What is so interesting about this topic is that some of the apps we think of as the toolkit of small business are now being adopted by large businesses as well. One such example is Basecamp. I don't know about you, but I have a hard time believing a person who lives by a Gantt chart. Life just doesn't work that smoothly, even if you are a certified project manager, of which there are thousands here in the Washington, D.C. area. To make a Gantt chart the essence of management is sort of like making an elaborately crafted grocery list the essence of your family values. Lists change and evolve, deadlines slip, ideas evolve, budgets get cut, and people like to talk to each other and come up with new ideas. All those nice boxes, colored lines and finely tuned schedules may work in an autocratic command and control system, but in the Collaboration Economy there aren't many autocratic businesses I know that are cited in lists of best places to work. Basecamp is built on a concept of project management focused on communication and collaboration -- the way most of us actually work. As their website says, "pictures and numbers don't get projects done." Amen.
Companies like ours need to collaborate with colleagues around the world and people inside and outside our walls. We need a sophisticated project collaboration tool to set goals, manage and measure projects and collect a whole lot of information to guide our analysis and decision making. We found Basecamp at the recommendation of our friend, Jay Murphy, founder and CEO of Trionia in Boston. Jay is a really smart digital marketer who uses Basecamp for web projects, software development, client collaboration and a whole list of other core business activities. We got hooked on it quickly in developing a massive proposal for a client prospect that included teams from around the country. It was seamless. We shared a range of research articles, ideas, drafts, edits, calendars and task ownership and put together a terrific RFP that succeeded in moving us to the next level of the competition. We could not have completed this without Basecamp, and we are not alone. Kellogg's, Patagonia, Adidas, USA Today, National Geographic, Warner Brothers and others are all Basecamp users. At $24 a month, the entry price is well worth it.

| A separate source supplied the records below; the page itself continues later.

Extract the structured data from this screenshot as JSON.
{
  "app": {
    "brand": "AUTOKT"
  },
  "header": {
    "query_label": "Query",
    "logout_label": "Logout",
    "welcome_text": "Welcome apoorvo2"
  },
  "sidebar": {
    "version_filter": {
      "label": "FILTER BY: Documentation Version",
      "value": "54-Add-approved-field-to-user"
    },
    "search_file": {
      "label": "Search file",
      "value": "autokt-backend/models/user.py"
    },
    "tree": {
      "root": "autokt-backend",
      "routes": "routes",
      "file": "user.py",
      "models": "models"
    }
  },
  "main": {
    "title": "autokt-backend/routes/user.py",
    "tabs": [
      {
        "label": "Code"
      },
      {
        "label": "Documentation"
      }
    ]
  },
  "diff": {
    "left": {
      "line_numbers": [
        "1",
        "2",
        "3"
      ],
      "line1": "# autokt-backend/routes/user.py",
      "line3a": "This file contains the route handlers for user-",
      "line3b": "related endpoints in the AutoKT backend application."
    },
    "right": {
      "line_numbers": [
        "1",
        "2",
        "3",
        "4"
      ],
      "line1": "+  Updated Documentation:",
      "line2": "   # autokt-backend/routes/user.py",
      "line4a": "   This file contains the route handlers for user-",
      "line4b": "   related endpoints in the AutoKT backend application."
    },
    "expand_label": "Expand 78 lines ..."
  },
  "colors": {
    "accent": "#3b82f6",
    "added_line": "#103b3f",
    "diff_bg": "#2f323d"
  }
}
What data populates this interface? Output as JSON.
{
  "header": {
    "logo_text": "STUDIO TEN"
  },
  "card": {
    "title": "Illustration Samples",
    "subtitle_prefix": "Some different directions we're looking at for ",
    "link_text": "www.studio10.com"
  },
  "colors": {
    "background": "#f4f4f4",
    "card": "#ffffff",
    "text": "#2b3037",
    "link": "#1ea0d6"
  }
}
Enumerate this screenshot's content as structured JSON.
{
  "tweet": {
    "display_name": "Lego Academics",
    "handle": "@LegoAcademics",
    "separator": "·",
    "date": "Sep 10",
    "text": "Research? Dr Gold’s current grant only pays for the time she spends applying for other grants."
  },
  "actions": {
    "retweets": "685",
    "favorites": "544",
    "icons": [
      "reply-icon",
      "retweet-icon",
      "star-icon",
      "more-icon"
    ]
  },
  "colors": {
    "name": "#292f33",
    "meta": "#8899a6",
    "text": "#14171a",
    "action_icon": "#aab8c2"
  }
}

When we first started out, Jay also pointed us toward DimDim. Have you ever tried WebEx? DimDim is WebEx for the rest of us. Easy to use and free for up to 20 users, and the people you invite to your meeting do not have to install anything to join! DimDim lets us do webinars, internal training, shared whiteboard, online conferences and a host of other applications. We are satisfied customers who look and act like a much larger company thanks to DimDim's use of the cloud. (But we'd really appreciate a name change to something that doesn't sound like the name of a cartoon character.)
4. Google Apps
Much has been written about Google Apps. Rather than repeat it all, let me just cite a statistic that should make you feel comfortable if you are considering the move: more than two million business run Google Apps and more are joining every day. They use it for email, company calendars and as a replacement for word processors, spreadsheets and other basic needs products. First adopted by individuals, then small businesses, Google Apps is being used by more and more enterprises at the expense of Microsoft Office, Microsoft Exchange and Lotus Notes. The free versions will handle most basic needs of small business. With Google Apps Premier Edition (annual fee of $50 per user), a customer gets inboxes that store up to 25 gigabytes of messages, a video chat system (not equal to ooVoo in our estimation), anti-virus/spam protection, disaster recovery and a 99.9% uptime SLA. That is why Google can boast enterprise customers like Motorola Mobile Devices, Salesforce.com, Genetech and the District of Columbia.
So, there you have it. Four ways the cloud lets you level the playing field and look like a billion bucks for less than your monthly coffee budget. They may not get you from the Inc. 500 to the Fortune 500, but the playing field is becoming more level every day.